Something that has always driven me a little bit crazy about Christians is their desire to be certain. About everything. Precise age of the earth? Know it! Celestial status of all people who die without knowing the rules of Canadian football? Got it! The world of belief, it seems, is only safe if it is known. Every corner of the Christian faith must be mapped, or it is nothing at all.
I once took a class on apocalypticism and the belief that the world would end, and I remember being especially upset that scholars had created a category for Christian prophets who wanted to predict things after they had already happened. They politely called it “retrospective prophecy.” I feel fairly certain it’s called “being a know-it-all.” Some things are shrouded in mystery, and anyone who pretends otherwise is probably also the kind of person who cheats at golf. No one wants to play the ball as it lies.
So let me tell you this, before it happens, so that you know where I’m at. Until recently, I was fairly convinced that I would die soon-ish. I thought, since I am pretty scrappy, that I could string things along as best I can. But I know that I am on the very edge of what medicine can promise. So when it came to stopping chemotherapy and testing the effectiveness of my immunotherapy drugs, I was trying not to be morbid. I know that it means that I will either die this year or live on. And maybe, just maybe, I’ll actually make it. But I didn’t know when I should finally find out if this is working.
So I prayed. I said, God, I don’t trust myself.
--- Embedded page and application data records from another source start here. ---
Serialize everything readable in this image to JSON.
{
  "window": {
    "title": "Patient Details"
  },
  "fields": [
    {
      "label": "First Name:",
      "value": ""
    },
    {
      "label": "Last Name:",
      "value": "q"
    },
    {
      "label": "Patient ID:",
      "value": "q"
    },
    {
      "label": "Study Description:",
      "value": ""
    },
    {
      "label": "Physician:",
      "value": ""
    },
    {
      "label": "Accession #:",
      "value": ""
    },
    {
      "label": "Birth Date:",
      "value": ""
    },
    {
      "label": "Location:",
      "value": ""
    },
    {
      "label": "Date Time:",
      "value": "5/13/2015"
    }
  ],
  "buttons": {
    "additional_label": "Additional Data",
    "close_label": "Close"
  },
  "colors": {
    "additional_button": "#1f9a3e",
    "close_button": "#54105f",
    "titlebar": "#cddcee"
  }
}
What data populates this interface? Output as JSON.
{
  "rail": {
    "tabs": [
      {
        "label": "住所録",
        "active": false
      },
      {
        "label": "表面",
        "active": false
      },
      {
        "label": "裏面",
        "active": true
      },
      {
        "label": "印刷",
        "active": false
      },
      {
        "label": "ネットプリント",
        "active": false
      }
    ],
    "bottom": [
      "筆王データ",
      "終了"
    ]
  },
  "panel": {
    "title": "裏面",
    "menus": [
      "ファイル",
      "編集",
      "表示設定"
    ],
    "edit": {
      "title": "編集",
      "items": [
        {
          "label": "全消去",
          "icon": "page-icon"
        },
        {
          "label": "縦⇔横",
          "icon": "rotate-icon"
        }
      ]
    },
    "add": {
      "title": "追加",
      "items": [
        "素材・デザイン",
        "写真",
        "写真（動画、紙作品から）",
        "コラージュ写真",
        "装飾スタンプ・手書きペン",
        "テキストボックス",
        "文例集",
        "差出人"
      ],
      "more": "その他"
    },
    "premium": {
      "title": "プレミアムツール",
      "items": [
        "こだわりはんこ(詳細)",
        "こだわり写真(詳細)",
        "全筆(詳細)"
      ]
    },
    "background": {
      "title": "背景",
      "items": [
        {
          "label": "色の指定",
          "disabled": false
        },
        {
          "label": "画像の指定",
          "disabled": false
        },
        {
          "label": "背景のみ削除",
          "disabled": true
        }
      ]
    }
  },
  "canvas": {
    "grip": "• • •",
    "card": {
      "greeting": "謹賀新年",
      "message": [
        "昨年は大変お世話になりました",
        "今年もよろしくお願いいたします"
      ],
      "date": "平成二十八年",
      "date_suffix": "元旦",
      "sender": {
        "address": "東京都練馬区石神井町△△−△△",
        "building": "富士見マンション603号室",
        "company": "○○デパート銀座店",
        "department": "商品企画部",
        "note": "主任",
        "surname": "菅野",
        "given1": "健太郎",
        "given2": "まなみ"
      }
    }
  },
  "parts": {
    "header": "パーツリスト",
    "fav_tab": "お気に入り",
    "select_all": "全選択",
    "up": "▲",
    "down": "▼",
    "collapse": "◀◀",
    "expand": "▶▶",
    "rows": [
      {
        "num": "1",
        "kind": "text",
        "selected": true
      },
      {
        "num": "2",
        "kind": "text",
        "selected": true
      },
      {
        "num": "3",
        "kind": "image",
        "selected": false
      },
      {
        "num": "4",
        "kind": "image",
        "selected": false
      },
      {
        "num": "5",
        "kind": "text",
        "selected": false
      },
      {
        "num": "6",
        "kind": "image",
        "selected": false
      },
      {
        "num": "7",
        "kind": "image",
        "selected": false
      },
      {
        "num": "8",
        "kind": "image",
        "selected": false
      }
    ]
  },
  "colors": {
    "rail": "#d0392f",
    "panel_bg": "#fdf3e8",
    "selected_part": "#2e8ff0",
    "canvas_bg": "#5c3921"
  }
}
Give me some advice. And I am only saying this because if I am wrong, I will need you. But if I’m right, I want you to know what I believed. I believed that God answered my absurdly specific prayer.
I’ll keep this general, because I don’t want to embarrass the people involved, but the next day I got an e-mail that said, hey, I don’t know if you remember me but I’m an oncologist and I read that you are trying to make a decision about stopping chemotherapy drugs. Do you know about this world expert in your particular cancer? I already talked to him about you and he can answer any questions you have. So I emailed the world’s leading expert in my cancer. And he immediately said, STOP CHEMO. And so I confirmed it with my oncologist, and I took a deep breath. And I laughed.
I stopped chemotherapy drugs because I believe that my immunotherapy drugs will hold. And because I believe that God gave me a sign, even though I barely believe in signs. But I do believe that sometimes when you ask God for things then something suprising happens. God answers.
So, my darlings, I want you to know that I am a little bit terrified that I will get scans that tell me that my tumors have grown, which means that I was always going to die this year. And that I am planning a dinosaur birthday for a boy who will only have a dad next year. But that I have hope that this will work and that God and good doctors reached into my life and said, It’s okay. You’re okay.
But in any case, I will let you know on Wednesday. And, in the meantime, I have been in Italy eating chips which taste like meat–because that’s their thing–and drinking wine from the Tuscany coast because that’s also their thing. And forging ahead ahead because, hey, you can’t be certain of anything.